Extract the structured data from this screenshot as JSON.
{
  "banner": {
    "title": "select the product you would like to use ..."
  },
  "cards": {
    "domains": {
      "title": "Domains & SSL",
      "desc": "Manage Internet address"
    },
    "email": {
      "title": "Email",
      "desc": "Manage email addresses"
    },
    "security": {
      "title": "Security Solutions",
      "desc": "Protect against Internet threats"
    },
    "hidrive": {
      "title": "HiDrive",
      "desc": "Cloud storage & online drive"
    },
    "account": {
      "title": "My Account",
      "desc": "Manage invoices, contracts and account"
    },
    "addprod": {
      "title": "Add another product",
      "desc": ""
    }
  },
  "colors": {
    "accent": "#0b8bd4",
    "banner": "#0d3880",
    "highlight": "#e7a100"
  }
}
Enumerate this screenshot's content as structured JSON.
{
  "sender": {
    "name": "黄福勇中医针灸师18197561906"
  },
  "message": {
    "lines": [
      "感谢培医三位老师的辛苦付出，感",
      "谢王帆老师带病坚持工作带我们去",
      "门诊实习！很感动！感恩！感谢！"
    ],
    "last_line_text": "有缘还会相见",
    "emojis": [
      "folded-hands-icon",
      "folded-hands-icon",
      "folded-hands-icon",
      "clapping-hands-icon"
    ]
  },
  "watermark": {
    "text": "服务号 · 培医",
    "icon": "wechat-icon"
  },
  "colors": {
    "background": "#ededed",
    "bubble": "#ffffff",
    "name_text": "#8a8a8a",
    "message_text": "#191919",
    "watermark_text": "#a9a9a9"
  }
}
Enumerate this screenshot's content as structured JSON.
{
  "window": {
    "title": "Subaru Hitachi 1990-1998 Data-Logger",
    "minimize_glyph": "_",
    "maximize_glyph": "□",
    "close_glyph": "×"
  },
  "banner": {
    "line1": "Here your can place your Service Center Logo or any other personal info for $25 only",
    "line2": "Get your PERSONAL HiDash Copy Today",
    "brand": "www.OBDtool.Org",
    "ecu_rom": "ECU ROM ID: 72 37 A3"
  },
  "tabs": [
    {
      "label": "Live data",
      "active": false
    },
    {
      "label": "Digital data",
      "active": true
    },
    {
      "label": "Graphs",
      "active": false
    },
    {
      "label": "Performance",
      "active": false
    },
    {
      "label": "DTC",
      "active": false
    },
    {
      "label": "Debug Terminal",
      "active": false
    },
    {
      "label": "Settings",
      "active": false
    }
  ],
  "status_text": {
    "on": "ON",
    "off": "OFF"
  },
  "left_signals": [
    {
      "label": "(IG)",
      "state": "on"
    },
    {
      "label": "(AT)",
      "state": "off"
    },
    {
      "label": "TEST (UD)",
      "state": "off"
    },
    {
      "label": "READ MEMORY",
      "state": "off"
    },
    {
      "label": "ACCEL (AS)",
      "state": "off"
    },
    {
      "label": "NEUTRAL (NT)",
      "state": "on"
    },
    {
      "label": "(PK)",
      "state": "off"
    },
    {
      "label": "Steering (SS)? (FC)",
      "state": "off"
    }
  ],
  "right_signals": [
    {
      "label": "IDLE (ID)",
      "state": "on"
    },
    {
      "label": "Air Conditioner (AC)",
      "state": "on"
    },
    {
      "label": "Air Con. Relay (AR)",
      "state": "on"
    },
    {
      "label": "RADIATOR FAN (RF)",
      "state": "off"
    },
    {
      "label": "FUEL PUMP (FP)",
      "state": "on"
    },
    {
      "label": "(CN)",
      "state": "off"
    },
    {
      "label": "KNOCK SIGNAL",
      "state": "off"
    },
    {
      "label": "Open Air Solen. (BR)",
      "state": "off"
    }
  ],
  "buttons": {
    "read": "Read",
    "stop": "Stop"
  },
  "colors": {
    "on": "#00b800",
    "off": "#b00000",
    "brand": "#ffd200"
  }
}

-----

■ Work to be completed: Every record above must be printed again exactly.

■ Response below:
Extract the structured data from this screenshot as JSON.
{
  "banner": {
    "title": "select the product you would like to use ..."
  },
  "cards": {
    "domains": {
      "title": "Domains & SSL",
      "desc": "Manage Internet address"
    },
    "email": {
      "title": "Email",
      "desc": "Manage email addresses"
    },
    "security": {
      "title": "Security Solutions",
      "desc": "Protect against Internet threats"
    },
    "hidrive": {
      "title": "HiDrive",
      "desc": "Cloud storage & online drive"
    },
    "account": {
      "title": "My Account",
      "desc": "Manage invoices, contracts and account"
    },
    "addprod": {
      "title": "Add another product",
      "desc": ""
    }
  },
  "colors": {
    "accent": "#0b8bd4",
    "banner": "#0d3880",
    "highlight": "#e7a100"
  }
}
Enumerate this screenshot's content as structured JSON.
{
  "sender": {
    "name": "黄福勇中医针灸师18197561906"
  },
  "message": {
    "lines": [
      "感谢培医三位老师的辛苦付出，感",
      "谢王帆老师带病坚持工作带我们去",
      "门诊实习！很感动！感恩！感谢！"
    ],
    "last_line_text": "有缘还会相见",
    "emojis": [
      "folded-hands-icon",
      "folded-hands-icon",
      "folded-hands-icon",
      "clapping-hands-icon"
    ]
  },
  "watermark": {
    "text": "服务号 · 培医",
    "icon": "wechat-icon"
  },
  "colors": {
    "background": "#ededed",
    "bubble": "#ffffff",
    "name_text": "#8a8a8a",
    "message_text": "#191919",
    "watermark_text": "#a9a9a9"
  }
}
Enumerate this screenshot's content as structured JSON.
{
  "window": {
    "title": "Subaru Hitachi 1990-1998 Data-Logger",
    "minimize_glyph": "_",
    "maximize_glyph": "□",
    "close_glyph": "×"
  },
  "banner": {
    "line1": "Here your can place your Service Center Logo or any other personal info for $25 only",
    "line2": "Get your PERSONAL HiDash Copy Today",
    "brand": "www.OBDtool.Org",
    "ecu_rom": "ECU ROM ID: 72 37 A3"
  },
  "tabs": [
    {
      "label": "Live data",
      "active": false
    },
    {
      "label": "Digital data",
      "active": true
    },
    {
      "label": "Graphs",
      "active": false
    },
    {
      "label": "Performance",
      "active": false
    },
    {
      "label": "DTC",
      "active": false
    },
    {
      "label": "Debug Terminal",
      "active": false
    },
    {
      "label": "Settings",
      "active": false
    }
  ],
  "status_text": {
    "on": "ON",
    "off": "OFF"
  },
  "left_signals": [
    {
      "label": "(IG)",
      "state": "on"
    },
    {
      "label": "(AT)",
      "state": "off"
    },
    {
      "label": "TEST (UD)",
      "state": "off"
    },
    {
      "label": "READ MEMORY",
      "state": "off"
    },
    {
      "label": "ACCEL (AS)",
      "state": "off"
    },
    {
      "label": "NEUTRAL (NT)",
      "state": "on"
    },
    {
      "label": "(PK)",
      "state": "off"
    },
    {
      "label": "Steering (SS)? (FC)",
      "state": "off"
    }
  ],
  "right_signals": [
    {
      "label": "IDLE (ID)",
      "state": "on"
    },
    {
      "label": "Air Conditioner (AC)",
      "state": "on"
    },
    {
      "label": "Air Con. Relay (AR)",
      "state": "on"
    },
    {
      "label": "RADIATOR FAN (RF)",
      "state": "off"
    },
    {
      "label": "FUEL PUMP (FP)",
      "state": "on"
    },
    {
      "label": "(CN)",
      "state": "off"
    },
    {
      "label": "KNOCK SIGNAL",
      "state": "off"
    },
    {
      "label": "Open Air Solen. (BR)",
      "state": "off"
    }
  ],
  "buttons": {
    "read": "Read",
    "stop": "Stop"
  },
  "colors": {
    "on": "#00b800",
    "off": "#b00000",
    "brand": "#ffd200"
  }
}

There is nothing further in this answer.